Task directions: Within the listing below, locate all lines containing the word "icon". Copy each one.

[Source material]

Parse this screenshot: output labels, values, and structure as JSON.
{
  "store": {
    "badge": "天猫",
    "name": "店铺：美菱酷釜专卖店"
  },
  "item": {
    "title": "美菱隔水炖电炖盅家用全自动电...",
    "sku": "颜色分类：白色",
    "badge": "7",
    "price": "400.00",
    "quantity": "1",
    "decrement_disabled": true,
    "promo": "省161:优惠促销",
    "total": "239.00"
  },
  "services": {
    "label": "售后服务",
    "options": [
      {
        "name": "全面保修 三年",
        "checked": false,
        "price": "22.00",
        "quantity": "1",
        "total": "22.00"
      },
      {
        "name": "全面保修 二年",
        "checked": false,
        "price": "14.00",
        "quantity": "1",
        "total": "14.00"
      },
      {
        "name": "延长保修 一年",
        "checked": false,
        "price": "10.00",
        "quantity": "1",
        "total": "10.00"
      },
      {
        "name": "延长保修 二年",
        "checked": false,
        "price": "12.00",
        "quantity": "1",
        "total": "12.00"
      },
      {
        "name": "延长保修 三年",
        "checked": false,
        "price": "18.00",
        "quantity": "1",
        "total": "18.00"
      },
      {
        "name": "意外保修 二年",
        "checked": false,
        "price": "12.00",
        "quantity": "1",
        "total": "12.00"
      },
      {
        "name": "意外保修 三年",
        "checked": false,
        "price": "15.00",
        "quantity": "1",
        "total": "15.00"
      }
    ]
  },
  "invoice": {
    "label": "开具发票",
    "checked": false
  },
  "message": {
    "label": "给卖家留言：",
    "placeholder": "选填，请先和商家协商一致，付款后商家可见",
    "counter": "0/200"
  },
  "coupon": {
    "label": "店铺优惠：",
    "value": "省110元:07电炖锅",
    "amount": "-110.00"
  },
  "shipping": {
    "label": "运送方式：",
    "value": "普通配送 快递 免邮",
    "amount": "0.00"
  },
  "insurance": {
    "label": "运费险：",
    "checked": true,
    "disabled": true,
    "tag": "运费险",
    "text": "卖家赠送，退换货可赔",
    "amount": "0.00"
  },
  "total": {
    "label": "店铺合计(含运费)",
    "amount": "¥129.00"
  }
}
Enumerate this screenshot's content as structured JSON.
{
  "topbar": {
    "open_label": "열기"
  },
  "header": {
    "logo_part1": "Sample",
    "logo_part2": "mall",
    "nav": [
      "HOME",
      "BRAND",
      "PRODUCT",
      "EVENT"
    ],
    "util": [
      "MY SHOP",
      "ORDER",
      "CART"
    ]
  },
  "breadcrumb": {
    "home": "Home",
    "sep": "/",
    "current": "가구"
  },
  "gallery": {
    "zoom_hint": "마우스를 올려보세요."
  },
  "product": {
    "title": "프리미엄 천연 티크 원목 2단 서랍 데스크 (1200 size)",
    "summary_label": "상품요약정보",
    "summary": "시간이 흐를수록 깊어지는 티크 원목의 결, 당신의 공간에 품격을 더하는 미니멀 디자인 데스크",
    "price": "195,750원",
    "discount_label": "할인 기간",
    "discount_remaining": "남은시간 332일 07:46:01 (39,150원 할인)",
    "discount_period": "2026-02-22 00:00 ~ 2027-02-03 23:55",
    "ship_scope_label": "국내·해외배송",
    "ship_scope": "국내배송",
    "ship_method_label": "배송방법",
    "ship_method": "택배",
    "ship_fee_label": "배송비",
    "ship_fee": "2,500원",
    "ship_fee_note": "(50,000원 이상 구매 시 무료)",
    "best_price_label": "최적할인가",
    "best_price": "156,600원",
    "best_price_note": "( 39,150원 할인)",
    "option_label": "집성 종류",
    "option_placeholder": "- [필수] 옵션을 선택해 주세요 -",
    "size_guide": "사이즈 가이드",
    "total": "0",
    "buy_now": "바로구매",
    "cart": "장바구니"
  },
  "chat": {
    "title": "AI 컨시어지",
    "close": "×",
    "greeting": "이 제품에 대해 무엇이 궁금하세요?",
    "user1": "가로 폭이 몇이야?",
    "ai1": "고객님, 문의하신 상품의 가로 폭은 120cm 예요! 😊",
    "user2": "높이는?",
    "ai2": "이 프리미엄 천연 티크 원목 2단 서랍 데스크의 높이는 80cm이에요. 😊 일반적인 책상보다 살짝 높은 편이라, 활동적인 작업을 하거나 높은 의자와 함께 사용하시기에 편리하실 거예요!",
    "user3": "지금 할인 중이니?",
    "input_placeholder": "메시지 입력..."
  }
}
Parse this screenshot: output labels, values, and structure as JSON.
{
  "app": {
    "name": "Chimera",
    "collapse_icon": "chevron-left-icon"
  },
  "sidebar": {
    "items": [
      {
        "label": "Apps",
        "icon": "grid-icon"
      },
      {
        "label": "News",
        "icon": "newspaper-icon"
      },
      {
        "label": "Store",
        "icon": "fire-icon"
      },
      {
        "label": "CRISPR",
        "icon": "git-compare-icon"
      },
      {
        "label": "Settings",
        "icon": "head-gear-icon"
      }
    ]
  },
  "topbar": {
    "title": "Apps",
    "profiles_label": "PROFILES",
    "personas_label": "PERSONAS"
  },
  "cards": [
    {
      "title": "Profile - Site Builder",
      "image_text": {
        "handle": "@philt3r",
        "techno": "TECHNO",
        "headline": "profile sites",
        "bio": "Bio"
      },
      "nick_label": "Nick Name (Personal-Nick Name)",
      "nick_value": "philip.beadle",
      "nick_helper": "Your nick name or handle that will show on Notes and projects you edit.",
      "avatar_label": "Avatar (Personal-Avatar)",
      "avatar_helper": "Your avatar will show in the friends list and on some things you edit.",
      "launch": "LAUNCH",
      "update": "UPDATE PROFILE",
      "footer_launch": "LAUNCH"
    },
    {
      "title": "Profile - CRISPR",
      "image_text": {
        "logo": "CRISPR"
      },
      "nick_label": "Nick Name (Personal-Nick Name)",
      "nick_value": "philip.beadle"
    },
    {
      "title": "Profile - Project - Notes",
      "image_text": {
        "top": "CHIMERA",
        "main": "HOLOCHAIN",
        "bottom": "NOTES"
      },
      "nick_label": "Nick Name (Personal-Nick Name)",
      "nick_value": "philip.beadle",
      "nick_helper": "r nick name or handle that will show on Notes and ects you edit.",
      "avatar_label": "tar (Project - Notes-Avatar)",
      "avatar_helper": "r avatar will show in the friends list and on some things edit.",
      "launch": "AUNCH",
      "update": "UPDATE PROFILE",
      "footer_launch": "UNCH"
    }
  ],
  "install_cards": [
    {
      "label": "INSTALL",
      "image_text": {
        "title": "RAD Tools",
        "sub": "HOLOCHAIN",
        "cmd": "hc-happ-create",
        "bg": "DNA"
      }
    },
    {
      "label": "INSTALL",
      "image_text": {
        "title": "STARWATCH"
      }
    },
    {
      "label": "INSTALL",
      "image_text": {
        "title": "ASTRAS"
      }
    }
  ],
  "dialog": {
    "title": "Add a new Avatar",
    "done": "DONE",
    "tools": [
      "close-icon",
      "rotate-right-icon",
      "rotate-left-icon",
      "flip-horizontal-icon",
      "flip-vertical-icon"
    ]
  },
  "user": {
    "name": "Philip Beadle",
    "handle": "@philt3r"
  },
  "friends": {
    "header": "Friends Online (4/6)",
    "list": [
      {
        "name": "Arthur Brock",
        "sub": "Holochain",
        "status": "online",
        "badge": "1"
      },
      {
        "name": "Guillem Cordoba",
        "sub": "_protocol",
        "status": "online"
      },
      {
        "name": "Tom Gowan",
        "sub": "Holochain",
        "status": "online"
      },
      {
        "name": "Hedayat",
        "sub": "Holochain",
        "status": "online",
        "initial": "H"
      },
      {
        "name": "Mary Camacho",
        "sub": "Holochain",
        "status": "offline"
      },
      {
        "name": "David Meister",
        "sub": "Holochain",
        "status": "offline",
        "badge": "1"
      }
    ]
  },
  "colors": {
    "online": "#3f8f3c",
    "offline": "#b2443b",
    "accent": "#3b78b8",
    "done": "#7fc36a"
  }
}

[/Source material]

Solved exercise:
    "collapse_icon": "chevron-left-icon"
        "icon": "grid-icon"
        "icon": "newspaper-icon"
        "icon": "fire-icon"
        "icon": "git-compare-icon"
        "icon": "head-gear-icon"
      "close-icon",
      "rotate-right-icon",
      "rotate-left-icon",
      "flip-horizontal-icon",
      "flip-vertical-icon"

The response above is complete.